Could you please retype all of the data below exactly?

---- Extracted entries

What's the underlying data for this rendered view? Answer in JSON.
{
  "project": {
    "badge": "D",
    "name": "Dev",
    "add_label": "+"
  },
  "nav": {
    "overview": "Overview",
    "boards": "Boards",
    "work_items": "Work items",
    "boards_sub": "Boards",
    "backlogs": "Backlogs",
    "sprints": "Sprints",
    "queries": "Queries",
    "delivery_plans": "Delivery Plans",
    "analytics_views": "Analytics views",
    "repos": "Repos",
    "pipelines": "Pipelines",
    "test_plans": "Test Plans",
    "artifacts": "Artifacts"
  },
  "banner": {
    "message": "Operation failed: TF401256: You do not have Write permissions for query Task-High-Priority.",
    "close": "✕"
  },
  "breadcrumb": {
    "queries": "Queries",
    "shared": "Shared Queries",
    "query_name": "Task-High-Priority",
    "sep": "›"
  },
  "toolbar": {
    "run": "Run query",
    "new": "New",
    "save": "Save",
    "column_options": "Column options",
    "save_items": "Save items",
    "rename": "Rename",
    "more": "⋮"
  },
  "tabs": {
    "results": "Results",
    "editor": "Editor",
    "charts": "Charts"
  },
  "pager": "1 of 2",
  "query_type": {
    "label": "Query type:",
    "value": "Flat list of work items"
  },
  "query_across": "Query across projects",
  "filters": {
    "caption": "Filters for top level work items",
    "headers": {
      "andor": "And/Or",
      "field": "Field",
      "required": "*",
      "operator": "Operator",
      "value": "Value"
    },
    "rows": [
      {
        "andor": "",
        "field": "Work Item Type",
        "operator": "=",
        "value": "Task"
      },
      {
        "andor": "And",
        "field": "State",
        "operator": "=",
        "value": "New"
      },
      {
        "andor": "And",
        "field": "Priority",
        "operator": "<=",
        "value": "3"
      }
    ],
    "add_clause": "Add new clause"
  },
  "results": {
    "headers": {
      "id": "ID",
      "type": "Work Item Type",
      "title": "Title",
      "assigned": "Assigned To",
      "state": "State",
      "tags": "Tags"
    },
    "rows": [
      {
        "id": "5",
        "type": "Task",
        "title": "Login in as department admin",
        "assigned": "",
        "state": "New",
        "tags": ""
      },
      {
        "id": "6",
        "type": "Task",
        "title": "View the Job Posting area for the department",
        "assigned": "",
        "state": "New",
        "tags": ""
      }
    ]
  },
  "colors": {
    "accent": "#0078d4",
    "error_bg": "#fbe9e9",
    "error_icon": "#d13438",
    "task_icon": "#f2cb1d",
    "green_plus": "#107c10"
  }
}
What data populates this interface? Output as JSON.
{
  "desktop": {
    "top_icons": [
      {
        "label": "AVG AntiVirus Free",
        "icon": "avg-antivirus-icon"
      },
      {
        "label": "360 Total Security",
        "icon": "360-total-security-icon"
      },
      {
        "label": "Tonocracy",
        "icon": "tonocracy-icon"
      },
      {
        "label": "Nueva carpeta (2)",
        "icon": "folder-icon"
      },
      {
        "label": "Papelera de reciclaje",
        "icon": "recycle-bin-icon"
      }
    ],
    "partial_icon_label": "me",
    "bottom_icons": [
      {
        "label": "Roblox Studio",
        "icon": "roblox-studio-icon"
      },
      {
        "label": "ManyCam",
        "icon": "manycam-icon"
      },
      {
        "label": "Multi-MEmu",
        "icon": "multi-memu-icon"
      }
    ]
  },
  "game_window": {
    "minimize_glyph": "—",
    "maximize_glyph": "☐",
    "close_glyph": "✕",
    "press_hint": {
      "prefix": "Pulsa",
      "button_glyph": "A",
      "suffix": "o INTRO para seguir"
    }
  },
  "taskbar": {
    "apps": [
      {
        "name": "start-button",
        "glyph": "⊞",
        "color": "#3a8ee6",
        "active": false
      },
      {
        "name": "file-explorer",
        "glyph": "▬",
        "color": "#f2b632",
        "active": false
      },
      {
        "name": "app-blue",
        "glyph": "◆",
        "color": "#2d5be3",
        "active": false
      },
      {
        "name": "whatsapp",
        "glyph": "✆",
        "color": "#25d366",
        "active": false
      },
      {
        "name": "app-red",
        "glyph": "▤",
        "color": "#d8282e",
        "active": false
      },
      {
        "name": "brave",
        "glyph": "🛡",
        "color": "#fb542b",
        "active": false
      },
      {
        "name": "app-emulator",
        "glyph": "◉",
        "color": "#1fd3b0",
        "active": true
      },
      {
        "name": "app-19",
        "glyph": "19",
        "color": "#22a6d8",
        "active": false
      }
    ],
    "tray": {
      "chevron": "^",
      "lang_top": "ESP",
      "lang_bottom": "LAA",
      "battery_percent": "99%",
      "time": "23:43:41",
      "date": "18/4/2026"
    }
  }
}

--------

[Answer section]:
What's the underlying data for this rendered view? Answer in JSON.
{
  "project": {
    "badge": "D",
    "name": "Dev",
    "add_label": "+"
  },
  "nav": {
    "overview": "Overview",
    "boards": "Boards",
    "work_items": "Work items",
    "boards_sub": "Boards",
    "backlogs": "Backlogs",
    "sprints": "Sprints",
    "queries": "Queries",
    "delivery_plans": "Delivery Plans",
    "analytics_views": "Analytics views",
    "repos": "Repos",
    "pipelines": "Pipelines",
    "test_plans": "Test Plans",
    "artifacts": "Artifacts"
  },
  "banner": {
    "message": "Operation failed: TF401256: You do not have Write permissions for query Task-High-Priority.",
    "close": "✕"
  },
  "breadcrumb": {
    "queries": "Queries",
    "shared": "Shared Queries",
    "query_name": "Task-High-Priority",
    "sep": "›"
  },
  "toolbar": {
    "run": "Run query",
    "new": "New",
    "save": "Save",
    "column_options": "Column options",
    "save_items": "Save items",
    "rename": "Rename",
    "more": "⋮"
  },
  "tabs": {
    "results": "Results",
    "editor": "Editor",
    "charts": "Charts"
  },
  "pager": "1 of 2",
  "query_type": {
    "label": "Query type:",
    "value": "Flat list of work items"
  },
  "query_across": "Query across projects",
  "filters": {
    "caption": "Filters for top level work items",
    "headers": {
      "andor": "And/Or",
      "field": "Field",
      "required": "*",
      "operator": "Operator",
      "value": "Value"
    },
    "rows": [
      {
        "andor": "",
        "field": "Work Item Type",
        "operator": "=",
        "value": "Task"
      },
      {
        "andor": "And",
        "field": "State",
        "operator": "=",
        "value": "New"
      },
      {
        "andor": "And",
        "field": "Priority",
        "operator": "<=",
        "value": "3"
      }
    ],
    "add_clause": "Add new clause"
  },
  "results": {
    "headers": {
      "id": "ID",
      "type": "Work Item Type",
      "title": "Title",
      "assigned": "Assigned To",
      "state": "State",
      "tags": "Tags"
    },
    "rows": [
      {
        "id": "5",
        "type": "Task",
        "title": "Login in as department admin",
        "assigned": "",
        "state": "New",
        "tags": ""
      },
      {
        "id": "6",
        "type": "Task",
        "title": "View the Job Posting area for the department",
        "assigned": "",
        "state": "New",
        "tags": ""
      }
    ]
  },
  "colors": {
    "accent": "#0078d4",
    "error_bg": "#fbe9e9",
    "error_icon": "#d13438",
    "task_icon": "#f2cb1d",
    "green_plus": "#107c10"
  }
}
What data populates this interface? Output as JSON.
{
  "desktop": {
    "top_icons": [
      {
        "label": "AVG AntiVirus Free",
        "icon": "avg-antivirus-icon"
      },
      {
        "label": "360 Total Security",
        "icon": "360-total-security-icon"
      },
      {
        "label": "Tonocracy",
        "icon": "tonocracy-icon"
      },
      {
        "label": "Nueva carpeta (2)",
        "icon": "folder-icon"
      },
      {
        "label": "Papelera de reciclaje",
        "icon": "recycle-bin-icon"
      }
    ],
    "partial_icon_label": "me",
    "bottom_icons": [
      {
        "label": "Roblox Studio",
        "icon": "roblox-studio-icon"
      },
      {
        "label": "ManyCam",
        "icon": "manycam-icon"
      },
      {
        "label": "Multi-MEmu",
        "icon": "multi-memu-icon"
      }
    ]
  },
  "game_window": {
    "minimize_glyph": "—",
    "maximize_glyph": "☐",
    "close_glyph": "✕",
    "press_hint": {
      "prefix": "Pulsa",
      "button_glyph": "A",
      "suffix": "o INTRO para seguir"
    }
  },
  "taskbar": {
    "apps": [
      {
        "name": "start-button",
        "glyph": "⊞",
        "color": "#3a8ee6",
        "active": false
      },
      {
        "name": "file-explorer",
        "glyph": "▬",
        "color": "#f2b632",
        "active": false
      },
      {
        "name": "app-blue",
        "glyph": "◆",
        "color": "#2d5be3",
        "active": false
      },
      {
        "name": "whatsapp",
        "glyph": "✆",
        "color": "#25d366",
        "active": false
      },
      {
        "name": "app-red",
        "glyph": "▤",
        "color": "#d8282e",
        "active": false
      },
      {
        "name": "brave",
        "glyph": "🛡",
        "color": "#fb542b",
        "active": false
      },
      {
        "name": "app-emulator",
        "glyph": "◉",
        "color": "#1fd3b0",
        "active": true
      },
      {
        "name": "app-19",
        "glyph": "19",
        "color": "#22a6d8",
        "active": false
      }
    ],
    "tray": {
      "chevron": "^",
      "lang_top": "ESP",
      "lang_bottom": "LAA",
      "battery_percent": "99%",
      "time": "23:43:41",
      "date": "18/4/2026"
    }
  }
}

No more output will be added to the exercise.